‘No. He would never have been ashamed of me. Just…sad that it went as far as it did.’ She admits. ‘And sorry he couldn’t do more.’ She looks up at the moon, and for a moment, again, Mirabel can see the young woman she once might have been. ‘Sometimes…it’s selfish but…I just wish he had shown his love by staying with me. I know we wouldn’t have survived but…maybe if we’d run, if we’d found a place to hide…we would have no miracle but maybe we would still…I still feel so angry with him sometimes.’
‘Like Tío Bruno.’ Mirabel suggests. Abuela frowns.
‘What do you mean?’
‘He left because of the vision he had of me. Because he was scared that if you found out…you would assume the worst and be afraid of me, I guess, or hate me. And blame him too.’ Abuela stares at her. ‘So he left before anyone could find out. To protect me. And I guess I’m grateful to him…he must have loved me so much to do that… but I can’t help but feel a little angry with him. Because I needed him. I needed someone who understood what it felt like to be the odd one out. The one everyone assumed the worst of. I don’t know if the vision would have come true if I’d just felt a little bit more like…somebody else had my back. Maybe the cracks wouldn’t have been so big.’
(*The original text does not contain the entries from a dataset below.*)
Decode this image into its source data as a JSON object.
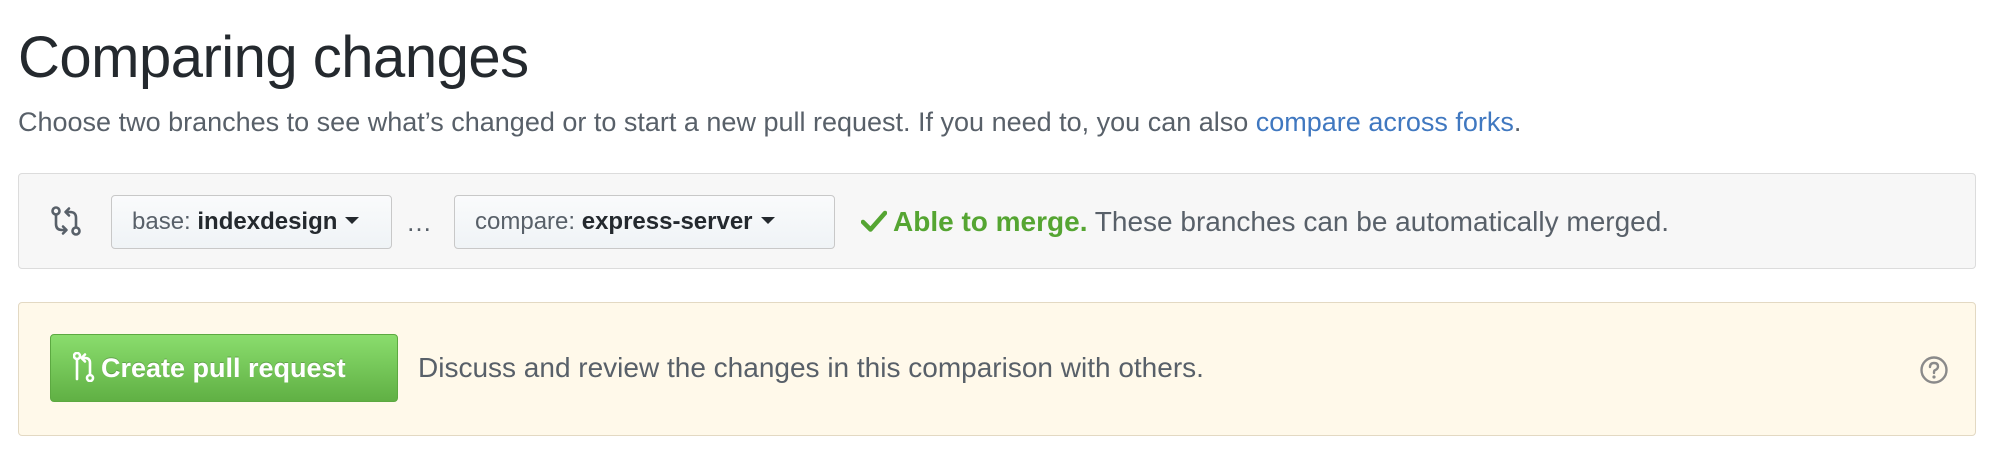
{
  "header": {
    "title": "Comparing changes",
    "subtitle_text": "Choose two branches to see what’s changed or to start a new pull request. If you need to, you can also ",
    "subtitle_link": "compare across forks",
    "subtitle_end": "."
  },
  "range": {
    "icon": "git-compare-icon",
    "base": {
      "prefix": "base:",
      "branch": "indexdesign"
    },
    "separator": "…",
    "compare": {
      "prefix": "compare:",
      "branch": "express-server"
    },
    "merge_status": {
      "icon": "check-icon",
      "status": "Able to merge.",
      "detail": "These branches can be automatically merged."
    }
  },
  "pull_request": {
    "button_icon": "git-pull-request-icon",
    "button_label": "Create pull request",
    "description": "Discuss and review the changes in this comparison with others.",
    "help_icon": "question-icon"
  },
  "colors": {
    "link": "#4078c0",
    "merge_ok": "#55a532",
    "create_button": "#6cc644",
    "pr_box_background": "#fff9ea",
    "range_box_background": "#f7f7f7"
  }
}
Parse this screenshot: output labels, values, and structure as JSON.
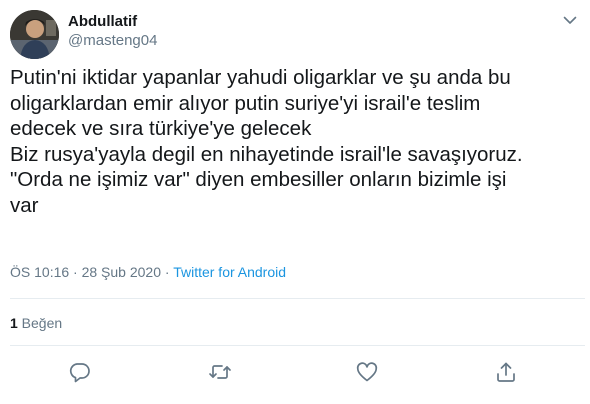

‘Maybe not. Or maybe it would have ended with the same crack, and me still on one side, and you and Bruno on the other.’ Abuela says, quietly. ‘I suppose we have no way of knowing.’
‘No. And… I don’t think it matters.’ Mirabel says firmly. ‘What matters is that we rebuild, and get better at seeing the cracks.’
‘With a room for everyone, this time around. Nadie se queda atrás.’ Abuela says. Mirabel smiles.
‘Nobody left behind.’ She agrees. ‘Although I’m kind of used to the nursery now. I was thinking maybe I could just be off to one side of it, with a dividing wall so I can still be there for any future kids, but…it would still be like having my own room.’
‘Mirabel Madrigal, you are a wonder.’ Abuela says, and Mirabel bites her lip to stop herself from crying again. They make it back to the shack, Abuela on one end of the row of sleeping Madrigals, Mirabel on the other. As Mirabel snuggles back under the blankets next to Luisa, Abuela goes over to Bruno. He is sleeping on his own, either out of habit or because he doesn’t want his rats to disturb anyone. The old woman strokes his hair, and Mirabel hears her mutter something that sounds like mi Brunito…mi chico valiente.
‘Nadie se queda atrás.’ Mirabel whispers, once Abuela has settled back down under the blankets.
‘Nunca más.’ Comes the whispered reply, and Mirabel does not need to look over to know that her Abuela is staring at the roof of the shack, jaw set, eyes ablaze with fierce tears.
They have the same eyes, after all.